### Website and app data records
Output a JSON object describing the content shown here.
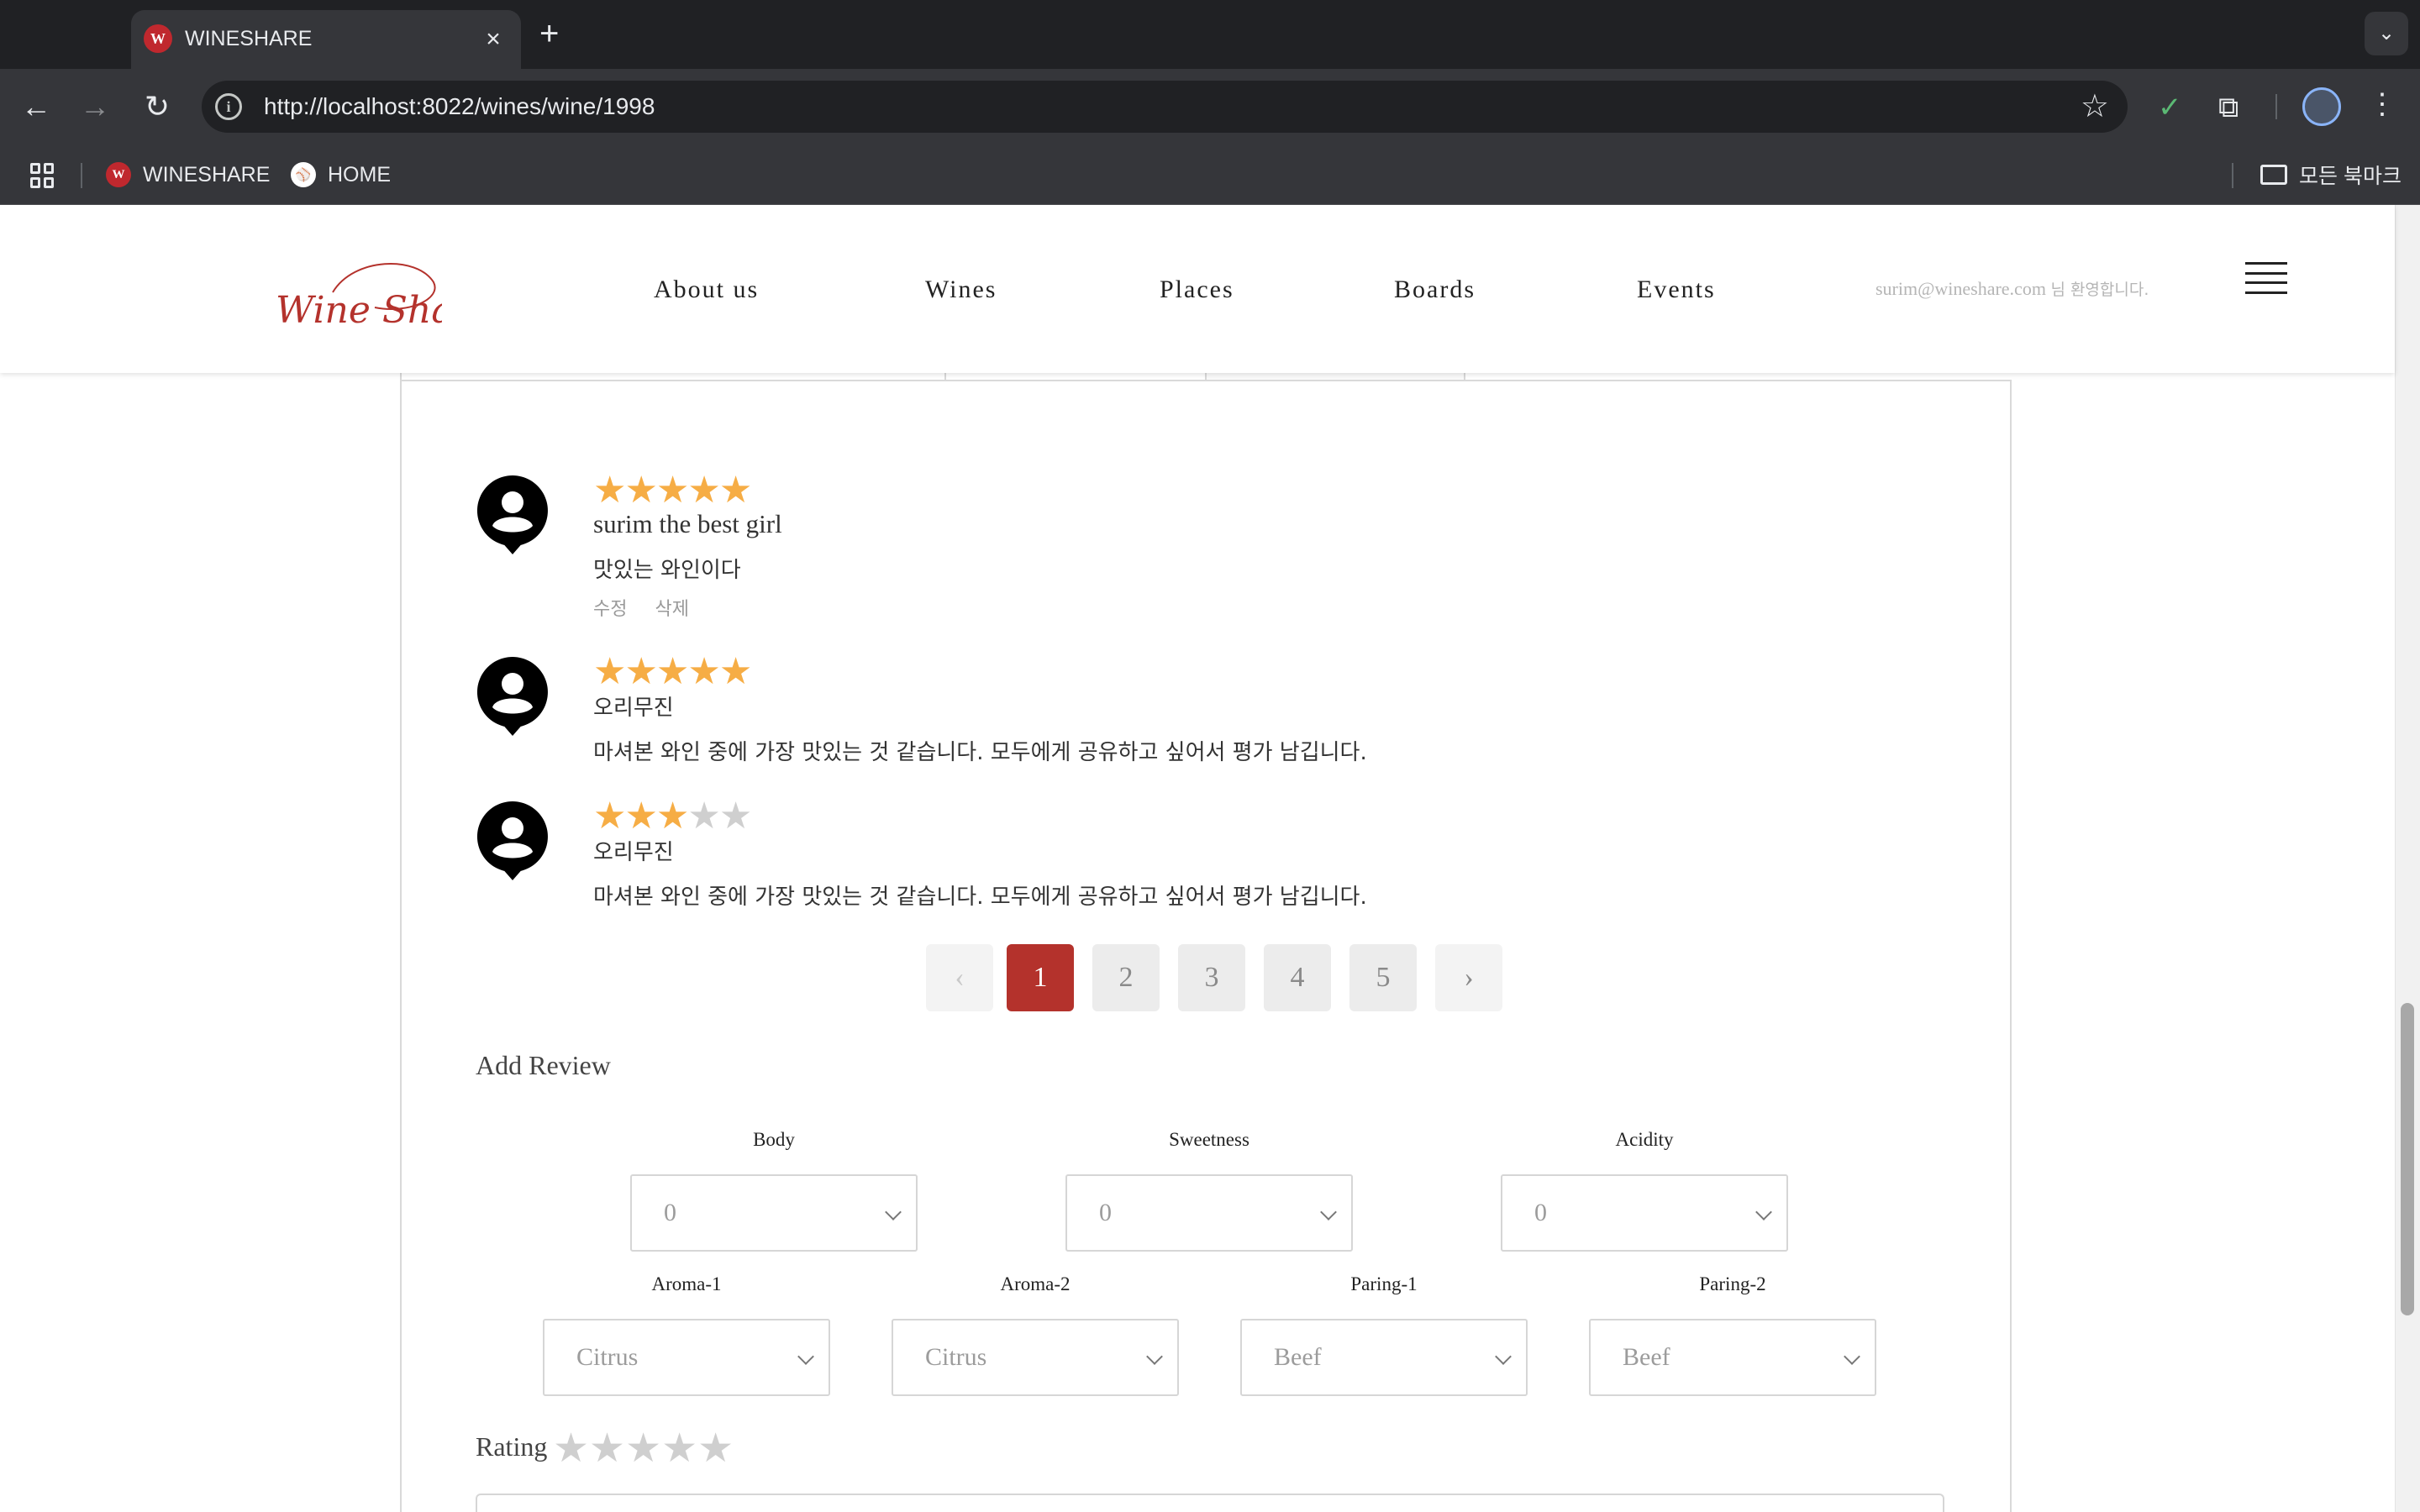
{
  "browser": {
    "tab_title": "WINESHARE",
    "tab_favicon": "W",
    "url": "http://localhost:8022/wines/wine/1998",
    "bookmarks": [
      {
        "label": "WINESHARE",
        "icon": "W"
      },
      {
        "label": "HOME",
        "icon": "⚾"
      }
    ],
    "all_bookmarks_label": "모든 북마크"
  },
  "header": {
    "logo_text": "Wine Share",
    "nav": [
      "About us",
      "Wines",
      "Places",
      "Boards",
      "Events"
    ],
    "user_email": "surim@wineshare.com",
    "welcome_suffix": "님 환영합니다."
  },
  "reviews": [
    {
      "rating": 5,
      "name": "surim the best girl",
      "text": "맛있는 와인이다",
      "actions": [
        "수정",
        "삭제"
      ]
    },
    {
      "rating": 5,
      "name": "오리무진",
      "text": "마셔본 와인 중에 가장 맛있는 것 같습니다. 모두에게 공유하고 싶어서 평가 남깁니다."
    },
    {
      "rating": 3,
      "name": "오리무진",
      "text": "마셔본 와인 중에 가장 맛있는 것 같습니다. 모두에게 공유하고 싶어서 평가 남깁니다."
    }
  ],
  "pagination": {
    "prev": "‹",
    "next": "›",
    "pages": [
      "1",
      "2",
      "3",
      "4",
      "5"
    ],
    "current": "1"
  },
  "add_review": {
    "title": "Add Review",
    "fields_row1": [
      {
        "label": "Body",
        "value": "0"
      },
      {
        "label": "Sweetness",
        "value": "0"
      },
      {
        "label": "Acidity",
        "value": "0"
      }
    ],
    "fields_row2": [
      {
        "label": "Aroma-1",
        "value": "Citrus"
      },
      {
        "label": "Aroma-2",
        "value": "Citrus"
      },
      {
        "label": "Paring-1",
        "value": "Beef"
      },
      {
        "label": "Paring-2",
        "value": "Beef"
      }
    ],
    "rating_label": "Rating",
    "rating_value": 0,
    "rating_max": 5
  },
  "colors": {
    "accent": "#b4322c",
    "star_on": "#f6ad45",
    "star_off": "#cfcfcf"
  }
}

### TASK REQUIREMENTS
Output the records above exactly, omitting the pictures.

### RESULT BELOW
Output a JSON object describing the content shown here.
{
  "browser": {
    "tab_title": "WINESHARE",
    "tab_favicon": "W",
    "url": "http://localhost:8022/wines/wine/1998",
    "bookmarks": [
      {
        "label": "WINESHARE",
        "icon": "W"
      },
      {
        "label": "HOME",
        "icon": "⚾"
      }
    ],
    "all_bookmarks_label": "모든 북마크"
  },
  "header": {
    "logo_text": "Wine Share",
    "nav": [
      "About us",
      "Wines",
      "Places",
      "Boards",
      "Events"
    ],
    "user_email": "surim@wineshare.com",
    "welcome_suffix": "님 환영합니다."
  },
  "reviews": [
    {
      "rating": 5,
      "name": "surim the best girl",
      "text": "맛있는 와인이다",
      "actions": [
        "수정",
        "삭제"
      ]
    },
    {
      "rating": 5,
      "name": "오리무진",
      "text": "마셔본 와인 중에 가장 맛있는 것 같습니다. 모두에게 공유하고 싶어서 평가 남깁니다."
    },
    {
      "rating": 3,
      "name": "오리무진",
      "text": "마셔본 와인 중에 가장 맛있는 것 같습니다. 모두에게 공유하고 싶어서 평가 남깁니다."
    }
  ],
  "pagination": {
    "prev": "‹",
    "next": "›",
    "pages": [
      "1",
      "2",
      "3",
      "4",
      "5"
    ],
    "current": "1"
  },
  "add_review": {
    "title": "Add Review",
    "fields_row1": [
      {
        "label": "Body",
        "value": "0"
      },
      {
        "label": "Sweetness",
        "value": "0"
      },
      {
        "label": "Acidity",
        "value": "0"
      }
    ],
    "fields_row2": [
      {
        "label": "Aroma-1",
        "value": "Citrus"
      },
      {
        "label": "Aroma-2",
        "value": "Citrus"
      },
      {
        "label": "Paring-1",
        "value": "Beef"
      },
      {
        "label": "Paring-2",
        "value": "Beef"
      }
    ],
    "rating_label": "Rating",
    "rating_value": 0,
    "rating_max": 5
  },
  "colors": {
    "accent": "#b4322c",
    "star_on": "#f6ad45",
    "star_off": "#cfcfcf"
  }
}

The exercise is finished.